Employers must allow all Muslim women to wear headscarves and traditional clothing to work, Prime Minister Hun Sen said yesterday.
Addressing workers in Phnom Penh’s Meanchey district, Mr Hun Sen said he met Muslim women on a recent visit to Kampong Cham, who told him they faced discrimination from employers and were asked to wear uniforms that went against their faith.
He urged all private sector employers to allow women to cover their hair and dress in a culturally appropriate manner, saying the public sector and schools already permit the wearing of headscarves and conservative clothing.
Muslim women are also allowed to wear headscarves in photos for their passports and identity cards, he added.
“In their tradition they cannot show their neck or ears, or wear short clothes,” he said. “I would like all companies to allow Muslim women to dress how they want.”
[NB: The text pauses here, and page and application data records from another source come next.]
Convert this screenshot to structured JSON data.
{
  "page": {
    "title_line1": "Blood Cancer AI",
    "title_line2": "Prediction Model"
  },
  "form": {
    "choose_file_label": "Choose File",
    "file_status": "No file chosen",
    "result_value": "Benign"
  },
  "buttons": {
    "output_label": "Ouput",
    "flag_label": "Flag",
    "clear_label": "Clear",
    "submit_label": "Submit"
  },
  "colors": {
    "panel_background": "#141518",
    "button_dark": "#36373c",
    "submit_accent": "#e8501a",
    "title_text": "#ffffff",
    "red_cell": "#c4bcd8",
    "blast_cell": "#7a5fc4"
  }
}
Her Azimah, 26, said she and many other Muslim women struggle to find jobs where they don’t have to wear inappropriate attire.
“It is very difficult to find companies that allow us to wear headscarves and our usual clothes,” she said. “We have the ability to work but lose out because of our culture.”
Some women refuse to compromise their dress code for work, but others agree not to wear headscarves because they need to make a living, she added.
Los Rozak, deputy secretary of the Cambodia Muslim Youth Alliance, backed the government’s suggestion.
He said the banking sector, for example, often expects female employees to wear uniforms that include short skirts.
“We hope the government’s suggestion will lead to more jobs for Muslim women,” he said.
Labour Minister Ith Samheng yesterday published a notification to employers across the country, urging them to carry out the Prime Minister’s wishes and relax uniform requirements for women of Muslim faith.